The Famuan staff, led by last semester’s editor Clarece Polke and adviser Andrew Skerritt, were indeed great collaborators last semester, including two-way sharing of information, cross-publication of certain content, and general moral support during last semester’s tumult, when a certain portion of the Rattler community basically lost its collective mind regarding the valuable role of a free press in society.

This semester brings a new group of Famuan editors that I’ll have to build relationships with, working remotely as I am from New York City. I also have yet to scratch the surface with other campus media organizations. Glad to help them out with hazing coverage as well, of course. If you’re a staffer at Journey, WANM, or another campus media org aside from the newspaper, feel free to drop me an email anytime.

I’m also still looking for a couple of student bloggers to write for this site on a more dedicated basis this semester.
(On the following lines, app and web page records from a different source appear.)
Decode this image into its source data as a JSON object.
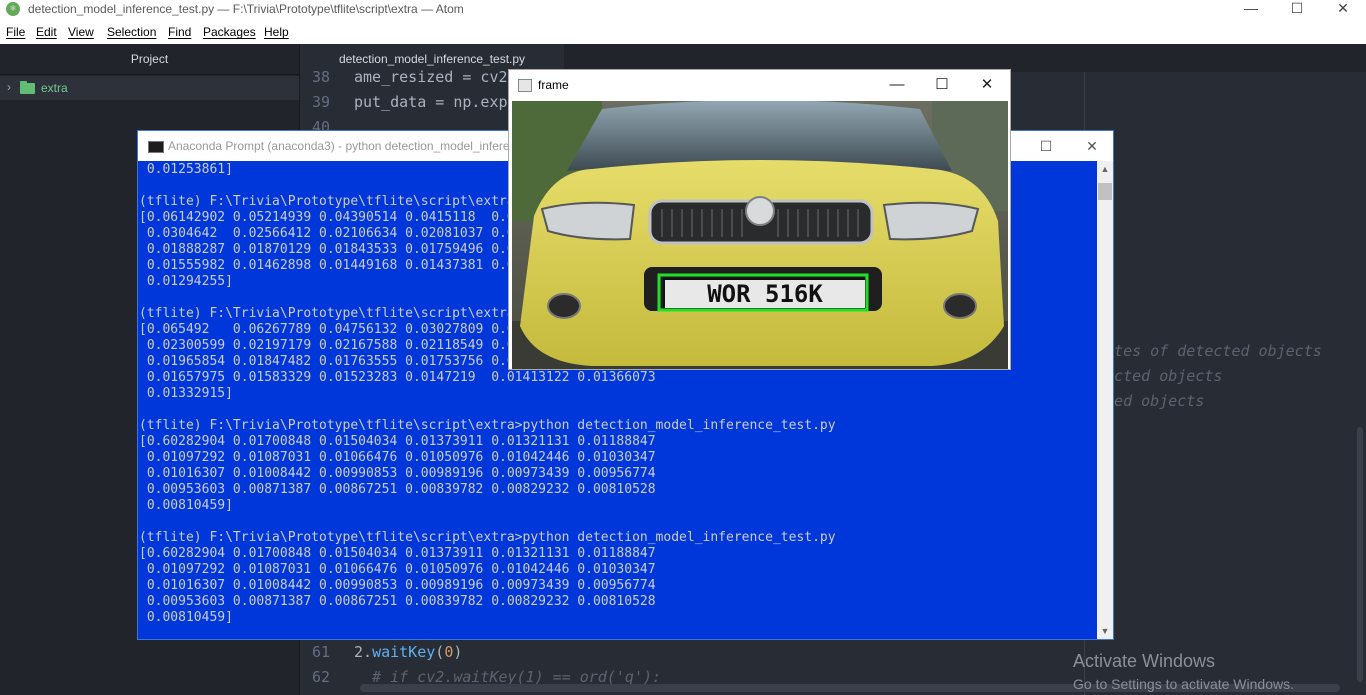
{
  "atom": {
    "window_title": "detection_model_inference_test.py — F:\\Trivia\\Prototype\\tflite\\script\\extra — Atom",
    "window_controls": {
      "minimize": "—",
      "maximize": "☐",
      "close": "✕"
    },
    "menu": [
      "File",
      "Edit",
      "View",
      "Selection",
      "Find",
      "Packages",
      "Help"
    ],
    "tree": {
      "header": "Project",
      "root_folder": "extra"
    },
    "tab": "detection_model_inference_test.py",
    "code_top": [
      {
        "num": "38",
        "text": "ame_resized = cv2"
      },
      {
        "num": "39",
        "text": "put_data = np.exp"
      },
      {
        "num": "40",
        "text": ""
      }
    ],
    "code_right": [
      "nates of detected objects",
      "tected objects",
      "cted objects"
    ],
    "code_bottom": [
      {
        "num": "61",
        "pre": "2.",
        "fn": "waitKey",
        "open": "(",
        "arg": "0",
        "close": ")"
      },
      {
        "num": "62",
        "comment": "  # if cv2.waitKey(1) == ord('q'):"
      }
    ],
    "activate": {
      "title": "Activate Windows",
      "subtitle": "Go to Settings to activate Windows."
    }
  },
  "console": {
    "title": "Anaconda Prompt (anaconda3) - python  detection_model_inference_test.py",
    "lines": [
      " 0.01253861]",
      "",
      "(tflite) F:\\Trivia\\Prototype\\tflite\\script\\extra>python detection_model_inference_test.py",
      "[0.06142902 0.05214939 0.04390514 0.0415118  0.03640143 0.03389826",
      " 0.0304642  0.02566412 0.02106634 0.02081037 0.02002475 0.01930442",
      " 0.01888287 0.01870129 0.01843533 0.01759496 0.01680233 0.01603112",
      " 0.01555982 0.01462898 0.01449168 0.01437381 0.01410054 0.01336412",
      " 0.01294255]",
      "",
      "(tflite) F:\\Trivia\\Prototype\\tflite\\script\\extra>python detection_model_inference_test.py",
      "[0.065492   0.06267789 0.04756132 0.03027809 0.02596134 0.02460158",
      " 0.02300599 0.02197179 0.02167588 0.02118549 0.02063497 0.01996513",
      " 0.01965854 0.01847482 0.01763555 0.01753756 0.01721394 0.01696752",
      " 0.01657975 0.01583329 0.01523283 0.0147219  0.01413122 0.01366073",
      " 0.01332915]",
      "",
      "(tflite) F:\\Trivia\\Prototype\\tflite\\script\\extra>python detection_model_inference_test.py",
      "[0.60282904 0.01700848 0.01504034 0.01373911 0.01321131 0.01188847",
      " 0.01097292 0.01087031 0.01066476 0.01050976 0.01042446 0.01030347",
      " 0.01016307 0.01008442 0.00990853 0.00989196 0.00973439 0.00956774",
      " 0.00953603 0.00871387 0.00867251 0.00839782 0.00829232 0.00810528",
      " 0.00810459]",
      "",
      "(tflite) F:\\Trivia\\Prototype\\tflite\\script\\extra>python detection_model_inference_test.py",
      "[0.60282904 0.01700848 0.01504034 0.01373911 0.01321131 0.01188847",
      " 0.01097292 0.01087031 0.01066476 0.01050976 0.01042446 0.01030347",
      " 0.01016307 0.01008442 0.00990853 0.00989196 0.00973439 0.00956774",
      " 0.00953603 0.00871387 0.00867251 0.00839782 0.00829232 0.00810528",
      " 0.00810459]"
    ]
  },
  "frame": {
    "title": "frame",
    "plate_text": "WOR 516K",
    "box_color": "#22e02a",
    "car_color": "#d8cf52"
  }
}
If you’re interested in that opportunity, again, please drop me a message.

Get more alumni participation as well. I welcome guest posts, as long as they’re focused on solutions to the underlying problem of hazing. If you’re interested, please drop me an email. (Noticing a pattern developing here?) I can even publish your stuff under a pseudonym if necessary, as long as I can independently verify your identity.

Please note, this blog is not much concerned about second-derivative problems like hazing-related publicity, the careers of individual FAMU staff members, et cetera. Frankly, I think there’s been way too much focus on such stuff in the Rattler community already. If you really have a burning passion to write about those things, save it for the comments, which I will approve for the sake of free speech but summarily ignore for my own purposes.

Collect more individual hazing reports. So far, we have about 30 people who have submitted stories about hazing they’ve witnessed or been victims to over the years at FAMU. We’re still accepting submissions via our online reporting form, which allows respondents to remain anonymous if they wish.

If you have questions about our information-gathering efforts, what the data will be used for, and so forth, please check out this FAQ.

Write at least one longer blog post of my own each Monday. I figure a weekly commitment will fit into my schedule, which is busy over the next few months due to the for-profit tech startup I’m working on, Roscoe Labs. If I can post on other days, it’ll probably be more of the quick-hit variety.

At the end of the semester, I’ll reassess how the blog is doing and go from there. I’ll keep it up as long as there’s community interest, which so far has been running high.